Gov. Paul LePage said Tuesday that he could fund some of the items in a budget bill the Legislature is debating today within existing resources but that he hasn’t been given the opportunity — despite the fact that Democrats have been calling on him to submit a supplemental budget for months.
The governor also lashed out at Senate Republicans, accusing them of “caving every time the Democrats ask them to.”
LePage’s comments came during a discussion about the budget bill on his weekly WVOM radio appearance, a day after the Legislature’s Appropriations Committee forwarded two versions of a budget bill to the full Legislature. Democrats and Senate Republicans on the committee voted in favor of an $11 million spending package; House Republicans voted to send virtually all of a $55 million revenue surplus to the state’s rainy day fund.

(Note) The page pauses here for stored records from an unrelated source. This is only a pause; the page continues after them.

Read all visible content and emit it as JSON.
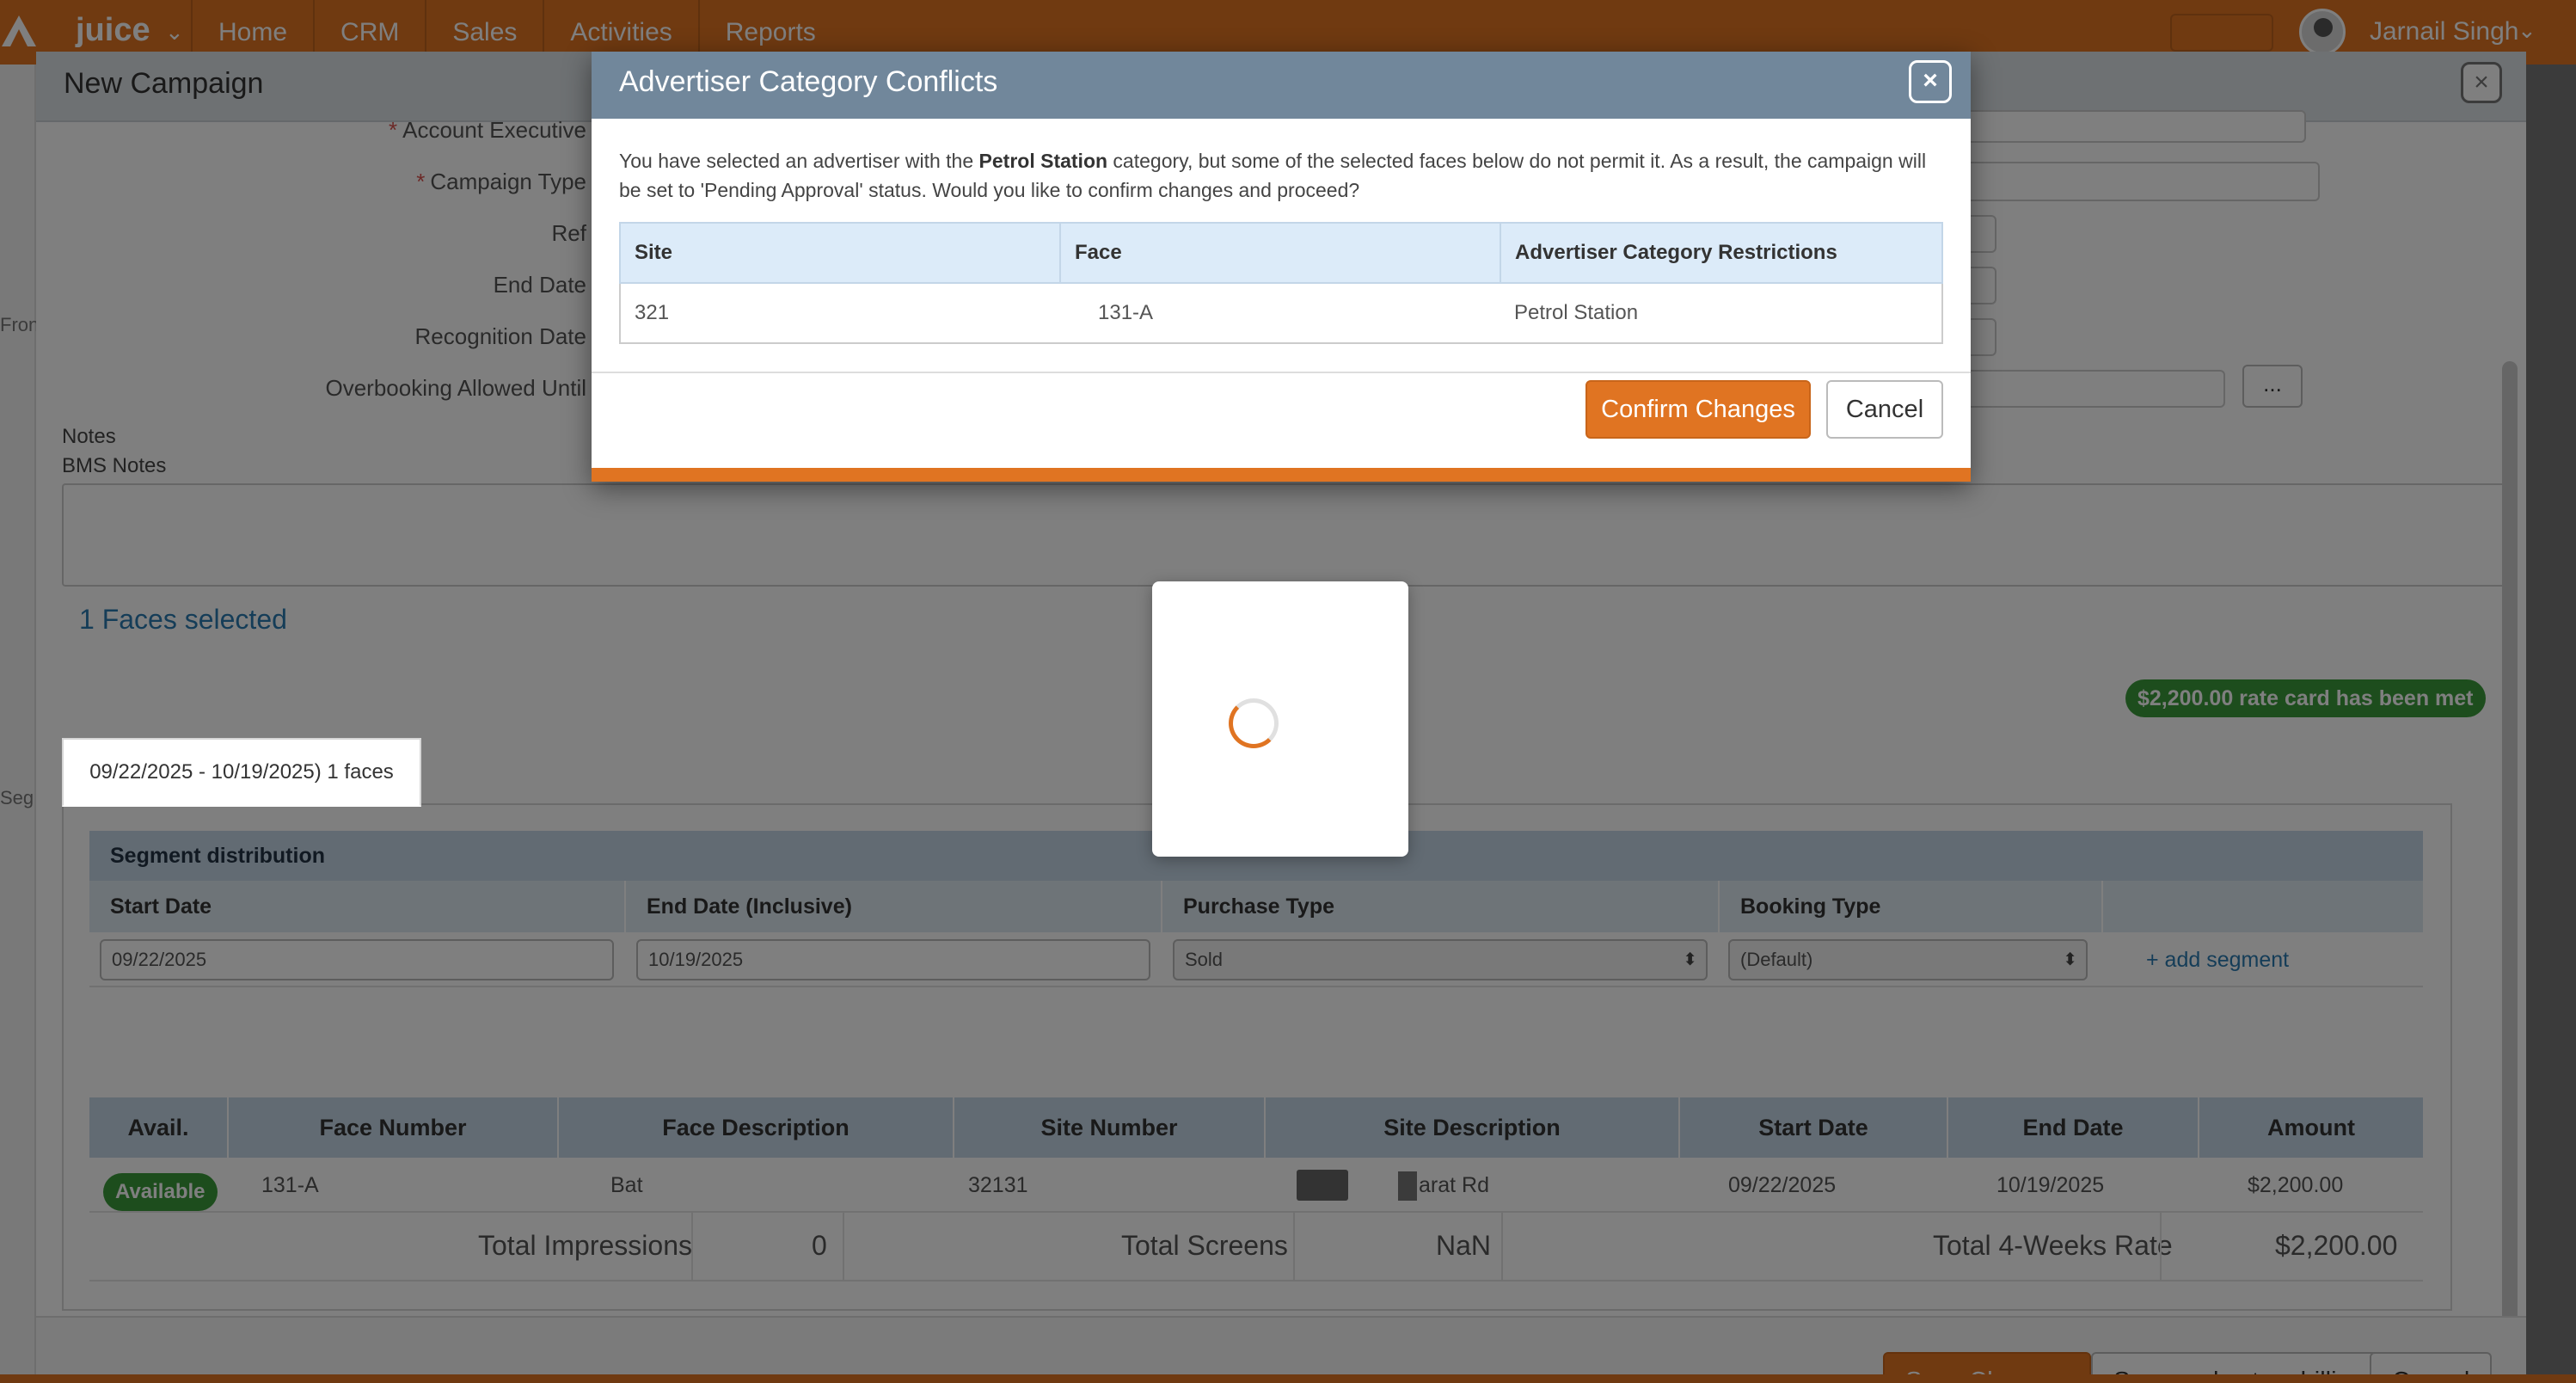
{
  "topbar": {
    "brand": "juice",
    "nav": [
      "Home",
      "CRM",
      "Sales",
      "Activities",
      "Reports"
    ],
    "user_name": "Jarnail Singh"
  },
  "left_strip": {
    "labels": [
      "Fron",
      "Seg"
    ]
  },
  "campaign": {
    "title": "New Campaign",
    "fields": {
      "account_executive": "Account Executive",
      "campaign_type": "Campaign Type",
      "ref": "Ref",
      "end_date": "End Date",
      "recognition_date": "Recognition Date",
      "overbooking": "Overbooking Allowed Until"
    },
    "overbooking_button": "...",
    "notes_label": "Notes",
    "bms_notes_label": "BMS Notes",
    "faces_selected": "1 Faces selected",
    "rate_badge": "$2,200.00 rate card has been met",
    "tab_label": "09/22/2025 - 10/19/2025) 1 faces",
    "segment": {
      "heading": "Segment distribution",
      "columns": [
        "Start Date",
        "End Date (Inclusive)",
        "Purchase Type",
        "Booking Type"
      ],
      "start_date": "09/22/2025",
      "end_date": "10/19/2025",
      "purchase_type": "Sold",
      "booking_type": "(Default)",
      "add_segment": "+ add segment"
    },
    "faces_table": {
      "columns": [
        "Avail.",
        "Face Number",
        "Face Description",
        "Site Number",
        "Site Description",
        "Start Date",
        "End Date",
        "Amount"
      ],
      "row": {
        "avail": "Available",
        "face_number": "131-A",
        "face_description": "Bat",
        "site_number": "32131",
        "site_description": "arat Rd",
        "start_date": "09/22/2025",
        "end_date": "10/19/2025",
        "amount": "$2,200.00"
      },
      "totals": {
        "impressions_label": "Total Impressions",
        "impressions_value": "0",
        "screens_label": "Total Screens",
        "screens_value": "NaN",
        "rate_label": "Total 4-Weeks Rate",
        "rate_value": "$2,200.00"
      }
    },
    "buttons": {
      "save_changes": "Save Changes",
      "save_billing": "Save and set up billing",
      "cancel": "Cancel"
    }
  },
  "dialog": {
    "title": "Advertiser Category Conflicts",
    "message_before": "You have selected an advertiser with the ",
    "message_category": "Petrol Station",
    "message_after": " category, but some of the selected faces below do not permit it. As a result, the campaign will be set to 'Pending Approval' status. Would you like to confirm changes and proceed?",
    "table": {
      "headers": [
        "Site",
        "Face",
        "Advertiser Category Restrictions"
      ],
      "rows": [
        [
          "321",
          "131-A",
          "Petrol Station"
        ]
      ]
    },
    "confirm_button": "Confirm Changes",
    "cancel_button": "Cancel"
  },
  "colors": {
    "brand_orange": "#e07422",
    "dialog_header": "#71879b",
    "available_green": "#3b9b3b",
    "link_blue": "#2a7ab0"
  }
}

“You could argue that if they gave the governor the ability to just find them funds internally, we’d get it done in a heartbeat,” said LePage.
Approximately one-third of the $11 million package, which leverages millions more in matching funds, are LePage’s initiatives, including a proposal to ease student debt and raises for state law enforcement officers.
LePage said he could give raises to the state police by using money that is unspent because of 32 vacancies.
“It’s an election year and that’s it,” said LePage. “They all want to go home and say ‘I gave you some money.’ … There’s no amount of your money that this 127th Legislature won’t spend. Thank God there’s some sanity in the House of Representatives, on the Republican side.”
LePage said he is willing to support some new spending — “maybe $3 million or $4 million” — with one major condition: The Legislature must agree to allow a minimum wage question on the November ballot to compete with one that’s already there due to a citizens’ initiative.
“The Legislature would do well to strongly consider a competing measure,” said LePage. “If they consider a competing measure, I will consider their spending.”
In an unrelated matter, LePage lashed out at one of his 2013 political appointees: Maine Public Advocate Timothy Schneider, who represents utility consumers in matters before the Public Utilities Commission.
“He puts up numbers that don’t work and then he tries to sell it as honesty,” said LePage when the radio hosts mentioned Schneider during a discussion about solar power. “One of the worst, worst decisions ever in my life.”